Catholic church putting ‘corporate interests above people’
THE Catholic church is once again under fire for putting corporate interests above principles of compassion and care.
This time plans for the demolition of units and the redevelopment of land along Sawtell Road have left elderly residents fearful for their future.
"At my age the thought of finding somewhere else to live is horrifying," 90-year-old resident Lyn Besnard said.
She has lived at Villa Maria for 12 years.
Sawtell Catholic Care CEO Michael Darragh says the units along 115 - 117 Sawtell Rd are becoming quite dilapidated and are posing an increasing health risk as time goes by.
"So we need to address this rebuild as a priority for the safety of all concerned," Mr Darragh said.
"It's great our residents love living there and with us at Sawtell Catholic Care, and I know they hate change and disruption; however, we cannot avoid this in the circumstances.
"Some short term disruption will result in a much improved and safer outcome for everyone."
Residents like Sue Soley don't deny the units are in need of a revamp but say more maintenance should have been done over the years, and that in recent times the church has been putting its corporate interests first.
"We've been here over 10 years and seen very little maintenance carried out," Mrs Soley said.
"We're only renters and we know that but they never used to make us feel that way. We felt like we were considered permanent residents," Mrs Soley said.
Mr Darragh says residents will be offered assistance in finding alternative accommodation while the rebuild takes place.
But residents like Joe Ilk have little confidence given his experience in recent years.
"Over the past two years they've gradually withdrawn services and they're not living up to their motto of 'we care'," Mr Ilk said.
"They're putting corporate interests above people. They say they will assist us but when you ring it's very hard to get through and when I did get through to ask for help finding alternative accommodation I was told they were compiling a list."

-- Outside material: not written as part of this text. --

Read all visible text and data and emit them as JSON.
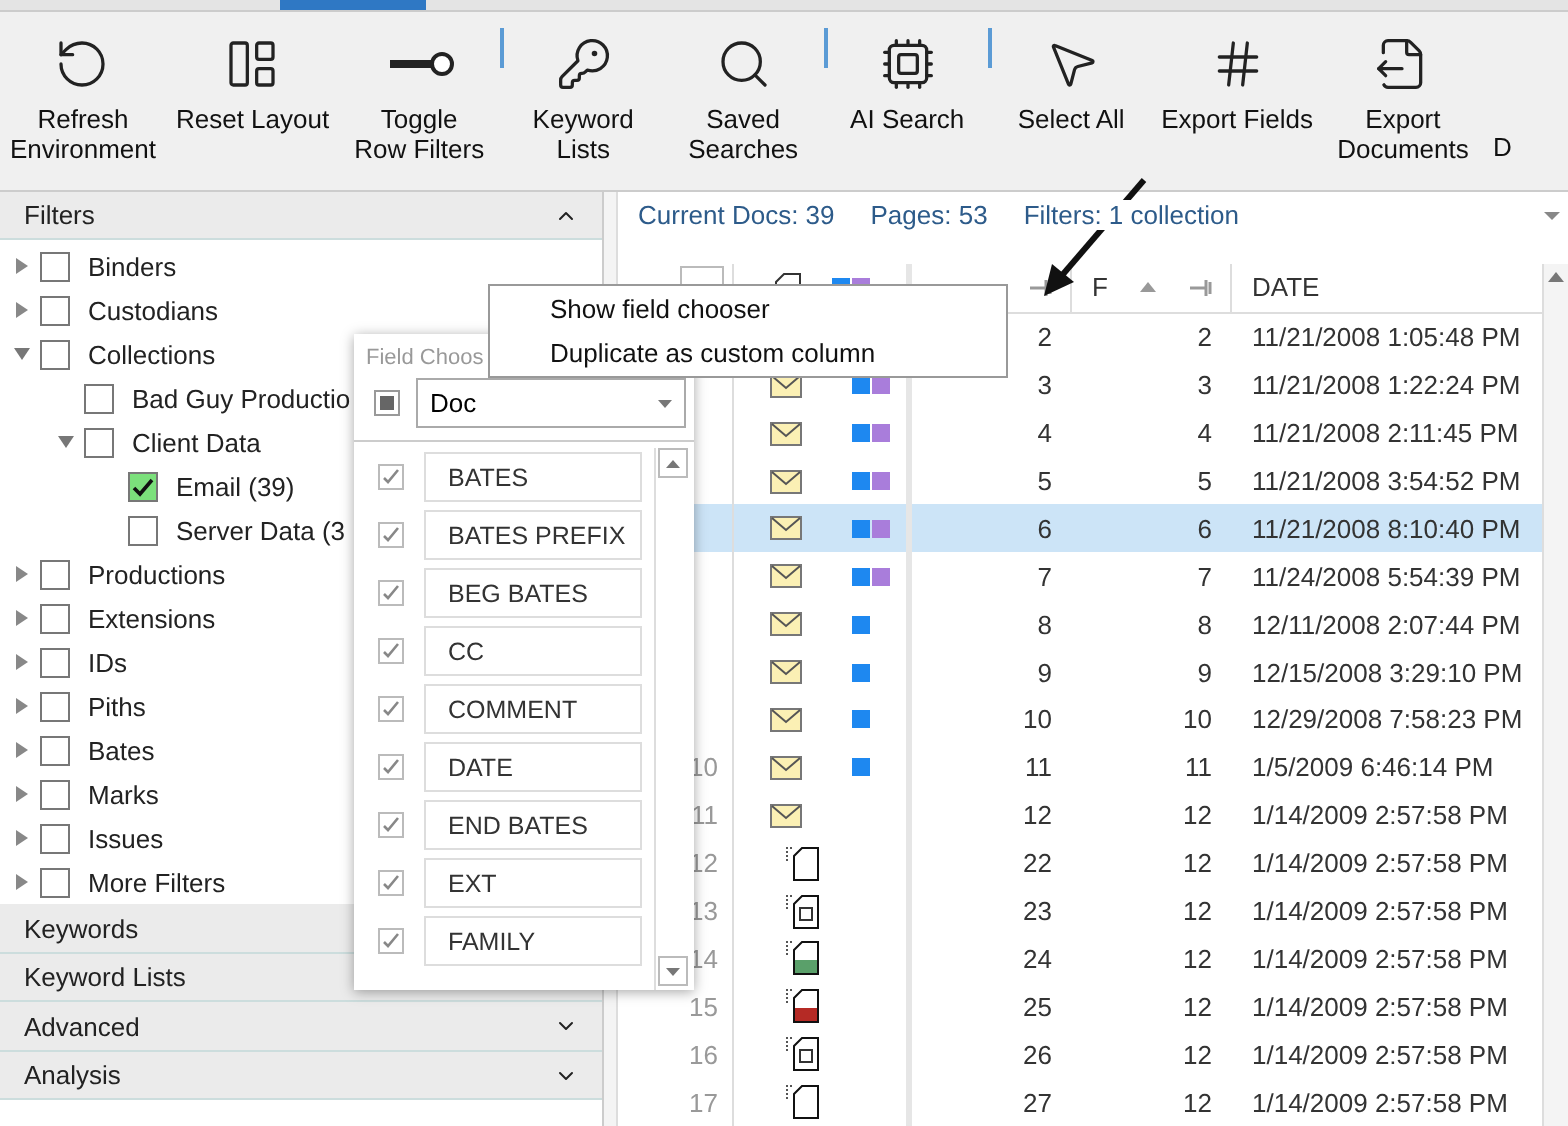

A letter to residents on June 26 stated a development application for the site will be submitted to Council by the end of this year, with a projected demolition potentially occurring in early 2021, subject to approval.
It also states former residents will be given first preference and priority for a brand new unit subject to eligibility criteria regarding financial disadvantage, as per current arrangements.
The latest plan comes in the context of several other controversial church developments in the region.
Recently three Coffs Harbour City Councillors lodged a rescission motion to stop approval for eight units on a corner block between Boronia and Honeysuckle Streets and Fourth Ave near the Sawtell Catholic Church.
The rescission motion was overturned meaning the development can now go ahead.
The church is also fighting Council on the approval of 52 units in Woolgoolga. Heights exceed limits and there are concerns in relation to parking and flooding on the low lying block.
Not happy with Council's decision to defer the Woolgoolga DA to carry out a second round public consultation the church will now bypass Council and take the $21.5m proposal straight to the State Government.
Sawtell Catholic Care CEO Michael Darragh is meeting with Villa Maria residents on Tuesday.